## Problem description:
Find and return every line of the data that contains the word "members".

Items from a dataset:
- Opening Delimiter -

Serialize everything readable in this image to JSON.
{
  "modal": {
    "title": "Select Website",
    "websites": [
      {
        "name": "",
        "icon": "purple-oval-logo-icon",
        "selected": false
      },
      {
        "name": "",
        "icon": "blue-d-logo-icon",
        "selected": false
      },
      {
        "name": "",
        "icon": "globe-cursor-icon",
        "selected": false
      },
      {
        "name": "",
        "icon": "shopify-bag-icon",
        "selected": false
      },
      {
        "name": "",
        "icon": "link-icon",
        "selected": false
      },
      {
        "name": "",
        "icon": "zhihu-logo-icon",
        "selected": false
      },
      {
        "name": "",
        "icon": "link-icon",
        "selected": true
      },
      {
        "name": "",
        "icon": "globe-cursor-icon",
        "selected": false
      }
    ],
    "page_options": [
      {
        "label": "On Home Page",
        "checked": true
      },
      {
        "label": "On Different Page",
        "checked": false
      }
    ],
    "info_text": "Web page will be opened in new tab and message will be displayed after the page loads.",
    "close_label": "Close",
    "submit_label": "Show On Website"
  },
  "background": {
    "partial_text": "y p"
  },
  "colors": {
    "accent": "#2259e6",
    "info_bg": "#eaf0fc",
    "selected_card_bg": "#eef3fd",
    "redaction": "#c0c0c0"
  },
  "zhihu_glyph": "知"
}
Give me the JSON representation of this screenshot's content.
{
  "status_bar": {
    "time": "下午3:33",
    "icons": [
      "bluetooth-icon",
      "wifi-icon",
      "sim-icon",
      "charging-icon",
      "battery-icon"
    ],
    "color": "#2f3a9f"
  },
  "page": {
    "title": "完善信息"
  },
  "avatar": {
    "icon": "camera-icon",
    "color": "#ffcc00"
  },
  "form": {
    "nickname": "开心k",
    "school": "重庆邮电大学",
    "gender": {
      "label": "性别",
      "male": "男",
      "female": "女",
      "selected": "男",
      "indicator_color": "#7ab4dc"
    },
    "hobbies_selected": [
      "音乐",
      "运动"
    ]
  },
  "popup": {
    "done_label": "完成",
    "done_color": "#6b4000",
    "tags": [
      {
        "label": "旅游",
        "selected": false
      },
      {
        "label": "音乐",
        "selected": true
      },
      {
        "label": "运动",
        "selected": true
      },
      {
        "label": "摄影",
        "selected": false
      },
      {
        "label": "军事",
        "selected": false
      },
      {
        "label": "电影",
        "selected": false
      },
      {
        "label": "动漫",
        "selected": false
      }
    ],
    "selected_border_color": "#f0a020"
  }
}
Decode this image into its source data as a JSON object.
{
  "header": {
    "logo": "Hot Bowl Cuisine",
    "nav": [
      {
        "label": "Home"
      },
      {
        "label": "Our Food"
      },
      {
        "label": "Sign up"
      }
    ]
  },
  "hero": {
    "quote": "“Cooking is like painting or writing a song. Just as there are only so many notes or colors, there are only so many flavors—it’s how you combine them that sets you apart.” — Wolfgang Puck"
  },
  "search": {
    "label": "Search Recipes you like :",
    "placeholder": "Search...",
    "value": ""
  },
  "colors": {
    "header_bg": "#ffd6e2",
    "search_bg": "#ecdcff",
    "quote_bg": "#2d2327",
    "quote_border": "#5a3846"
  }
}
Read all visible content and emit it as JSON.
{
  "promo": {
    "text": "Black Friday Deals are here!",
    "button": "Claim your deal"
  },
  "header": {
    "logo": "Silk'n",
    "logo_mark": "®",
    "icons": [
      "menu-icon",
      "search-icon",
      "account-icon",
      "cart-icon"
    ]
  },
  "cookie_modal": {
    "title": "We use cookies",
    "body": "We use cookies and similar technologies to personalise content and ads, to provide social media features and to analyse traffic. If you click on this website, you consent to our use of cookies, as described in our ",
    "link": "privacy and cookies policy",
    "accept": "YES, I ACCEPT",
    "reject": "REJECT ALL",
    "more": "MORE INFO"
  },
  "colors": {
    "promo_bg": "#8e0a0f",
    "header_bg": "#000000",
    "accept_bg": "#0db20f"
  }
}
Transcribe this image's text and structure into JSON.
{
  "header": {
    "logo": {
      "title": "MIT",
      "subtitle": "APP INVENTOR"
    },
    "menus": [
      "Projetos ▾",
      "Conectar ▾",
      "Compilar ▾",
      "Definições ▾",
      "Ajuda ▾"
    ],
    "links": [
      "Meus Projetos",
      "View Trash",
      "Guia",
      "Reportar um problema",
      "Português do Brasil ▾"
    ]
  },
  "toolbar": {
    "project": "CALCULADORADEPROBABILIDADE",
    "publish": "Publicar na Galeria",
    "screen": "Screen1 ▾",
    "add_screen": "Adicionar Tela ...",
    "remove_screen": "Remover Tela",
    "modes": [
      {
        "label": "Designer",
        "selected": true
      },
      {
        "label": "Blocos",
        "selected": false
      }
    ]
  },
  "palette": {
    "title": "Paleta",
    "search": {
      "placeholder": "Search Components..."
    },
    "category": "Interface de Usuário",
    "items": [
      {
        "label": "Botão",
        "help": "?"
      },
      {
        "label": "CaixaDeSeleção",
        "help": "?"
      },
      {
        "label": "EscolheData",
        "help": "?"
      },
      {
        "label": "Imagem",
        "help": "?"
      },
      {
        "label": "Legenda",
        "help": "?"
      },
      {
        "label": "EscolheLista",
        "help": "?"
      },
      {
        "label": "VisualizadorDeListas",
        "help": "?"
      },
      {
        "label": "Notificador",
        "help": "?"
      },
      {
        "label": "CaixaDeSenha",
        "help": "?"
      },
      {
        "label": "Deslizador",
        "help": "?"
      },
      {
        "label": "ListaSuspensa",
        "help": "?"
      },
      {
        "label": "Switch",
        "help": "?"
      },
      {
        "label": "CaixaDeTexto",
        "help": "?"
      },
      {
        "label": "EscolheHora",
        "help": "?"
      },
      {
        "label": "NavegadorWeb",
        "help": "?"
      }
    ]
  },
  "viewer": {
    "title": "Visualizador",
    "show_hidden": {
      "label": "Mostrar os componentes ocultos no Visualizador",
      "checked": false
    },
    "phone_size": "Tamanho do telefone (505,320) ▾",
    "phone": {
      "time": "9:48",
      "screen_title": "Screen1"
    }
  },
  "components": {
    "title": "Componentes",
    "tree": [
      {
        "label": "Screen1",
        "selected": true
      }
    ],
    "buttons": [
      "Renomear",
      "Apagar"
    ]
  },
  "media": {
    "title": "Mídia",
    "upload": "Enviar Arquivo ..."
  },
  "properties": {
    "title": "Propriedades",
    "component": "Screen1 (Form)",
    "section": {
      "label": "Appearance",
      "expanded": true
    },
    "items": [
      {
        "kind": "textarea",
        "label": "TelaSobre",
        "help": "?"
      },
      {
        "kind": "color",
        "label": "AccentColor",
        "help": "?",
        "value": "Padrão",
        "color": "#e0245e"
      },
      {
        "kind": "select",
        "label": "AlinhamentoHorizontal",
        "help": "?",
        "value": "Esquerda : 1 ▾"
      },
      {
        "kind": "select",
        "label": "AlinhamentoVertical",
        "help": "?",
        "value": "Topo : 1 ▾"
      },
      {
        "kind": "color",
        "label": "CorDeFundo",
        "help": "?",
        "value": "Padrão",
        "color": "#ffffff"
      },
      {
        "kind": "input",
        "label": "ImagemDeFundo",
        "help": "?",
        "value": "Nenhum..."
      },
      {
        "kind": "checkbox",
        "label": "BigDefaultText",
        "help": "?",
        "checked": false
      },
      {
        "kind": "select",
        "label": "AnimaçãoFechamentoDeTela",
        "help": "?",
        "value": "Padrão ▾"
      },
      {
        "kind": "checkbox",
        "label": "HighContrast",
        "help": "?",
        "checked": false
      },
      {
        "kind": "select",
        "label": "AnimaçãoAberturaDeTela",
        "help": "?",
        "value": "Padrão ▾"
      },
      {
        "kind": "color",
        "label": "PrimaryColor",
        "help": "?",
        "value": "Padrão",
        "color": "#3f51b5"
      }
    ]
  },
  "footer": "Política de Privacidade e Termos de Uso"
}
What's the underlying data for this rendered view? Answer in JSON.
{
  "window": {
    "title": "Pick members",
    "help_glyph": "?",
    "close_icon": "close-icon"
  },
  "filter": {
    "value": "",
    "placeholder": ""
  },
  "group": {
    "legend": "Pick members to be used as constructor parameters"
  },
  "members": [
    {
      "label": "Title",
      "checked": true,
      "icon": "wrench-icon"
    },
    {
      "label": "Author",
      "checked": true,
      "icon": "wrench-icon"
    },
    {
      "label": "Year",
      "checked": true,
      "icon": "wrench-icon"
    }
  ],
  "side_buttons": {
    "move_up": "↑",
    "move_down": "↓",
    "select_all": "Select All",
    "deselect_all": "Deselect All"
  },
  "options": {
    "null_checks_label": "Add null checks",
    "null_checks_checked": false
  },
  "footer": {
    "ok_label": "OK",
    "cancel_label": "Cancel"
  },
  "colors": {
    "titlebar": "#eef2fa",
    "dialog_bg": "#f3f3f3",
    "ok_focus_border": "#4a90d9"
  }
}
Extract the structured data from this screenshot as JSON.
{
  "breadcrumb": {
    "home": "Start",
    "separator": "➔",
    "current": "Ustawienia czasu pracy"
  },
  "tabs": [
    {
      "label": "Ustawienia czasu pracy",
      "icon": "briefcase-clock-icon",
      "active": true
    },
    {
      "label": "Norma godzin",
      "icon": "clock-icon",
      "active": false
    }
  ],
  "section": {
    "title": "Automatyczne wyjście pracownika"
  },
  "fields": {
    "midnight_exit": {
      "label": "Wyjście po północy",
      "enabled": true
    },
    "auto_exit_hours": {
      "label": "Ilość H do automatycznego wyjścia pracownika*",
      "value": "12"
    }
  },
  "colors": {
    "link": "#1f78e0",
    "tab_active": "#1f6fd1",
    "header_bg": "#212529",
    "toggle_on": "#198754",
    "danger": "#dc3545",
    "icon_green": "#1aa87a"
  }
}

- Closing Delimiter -

## Exercise output:
    "title": "Pick members",
    "legend": "Pick members to be used as constructor parameters"
  "members": [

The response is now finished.